» Task goal
Word for word, retype every entry in the listing.

» Record excerpts
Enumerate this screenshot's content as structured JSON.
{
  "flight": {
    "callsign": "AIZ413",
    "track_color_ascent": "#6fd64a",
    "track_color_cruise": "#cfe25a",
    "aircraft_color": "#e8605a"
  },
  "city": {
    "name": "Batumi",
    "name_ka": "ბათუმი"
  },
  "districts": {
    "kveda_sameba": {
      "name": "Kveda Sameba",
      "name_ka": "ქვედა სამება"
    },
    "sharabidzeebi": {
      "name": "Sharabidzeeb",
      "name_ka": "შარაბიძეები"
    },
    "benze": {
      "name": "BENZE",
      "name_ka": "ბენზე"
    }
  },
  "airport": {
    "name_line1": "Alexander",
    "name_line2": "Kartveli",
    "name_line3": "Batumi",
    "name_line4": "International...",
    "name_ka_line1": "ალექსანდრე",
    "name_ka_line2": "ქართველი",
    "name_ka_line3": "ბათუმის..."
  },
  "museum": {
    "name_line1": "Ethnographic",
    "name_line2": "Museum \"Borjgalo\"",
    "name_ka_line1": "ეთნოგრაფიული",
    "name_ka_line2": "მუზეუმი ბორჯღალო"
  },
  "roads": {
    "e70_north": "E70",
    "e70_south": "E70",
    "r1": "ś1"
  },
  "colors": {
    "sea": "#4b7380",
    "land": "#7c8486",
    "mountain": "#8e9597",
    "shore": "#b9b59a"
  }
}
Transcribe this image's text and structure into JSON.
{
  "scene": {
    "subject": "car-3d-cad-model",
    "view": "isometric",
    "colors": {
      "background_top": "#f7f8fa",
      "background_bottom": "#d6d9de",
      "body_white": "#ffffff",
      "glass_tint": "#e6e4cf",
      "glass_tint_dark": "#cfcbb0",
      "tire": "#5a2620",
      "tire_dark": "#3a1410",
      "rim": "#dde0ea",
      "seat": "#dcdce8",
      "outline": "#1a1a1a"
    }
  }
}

» Answer box
Enumerate this screenshot's content as structured JSON.
{
  "flight": {
    "callsign": "AIZ413",
    "track_color_ascent": "#6fd64a",
    "track_color_cruise": "#cfe25a",
    "aircraft_color": "#e8605a"
  },
  "city": {
    "name": "Batumi",
    "name_ka": "ბათუმი"
  },
  "districts": {
    "kveda_sameba": {
      "name": "Kveda Sameba",
      "name_ka": "ქვედა სამება"
    },
    "sharabidzeebi": {
      "name": "Sharabidzeeb",
      "name_ka": "შარაბიძეები"
    },
    "benze": {
      "name": "BENZE",
      "name_ka": "ბენზე"
    }
  },
  "airport": {
    "name_line1": "Alexander",
    "name_line2": "Kartveli",
    "name_line3": "Batumi",
    "name_line4": "International...",
    "name_ka_line1": "ალექსანდრე",
    "name_ka_line2": "ქართველი",
    "name_ka_line3": "ბათუმის..."
  },
  "museum": {
    "name_line1": "Ethnographic",
    "name_line2": "Museum \"Borjgalo\"",
    "name_ka_line1": "ეთნოგრაფიული",
    "name_ka_line2": "მუზეუმი ბორჯღალო"
  },
  "roads": {
    "e70_north": "E70",
    "e70_south": "E70",
    "r1": "ś1"
  },
  "colors": {
    "sea": "#4b7380",
    "land": "#7c8486",
    "mountain": "#8e9597",
    "shore": "#b9b59a"
  }
}
Transcribe this image's text and structure into JSON.
{
  "scene": {
    "subject": "car-3d-cad-model",
    "view": "isometric",
    "colors": {
      "background_top": "#f7f8fa",
      "background_bottom": "#d6d9de",
      "body_white": "#ffffff",
      "glass_tint": "#e6e4cf",
      "glass_tint_dark": "#cfcbb0",
      "tire": "#5a2620",
      "tire_dark": "#3a1410",
      "rim": "#dde0ea",
      "seat": "#dcdce8",
      "outline": "#1a1a1a"
    }
  }
}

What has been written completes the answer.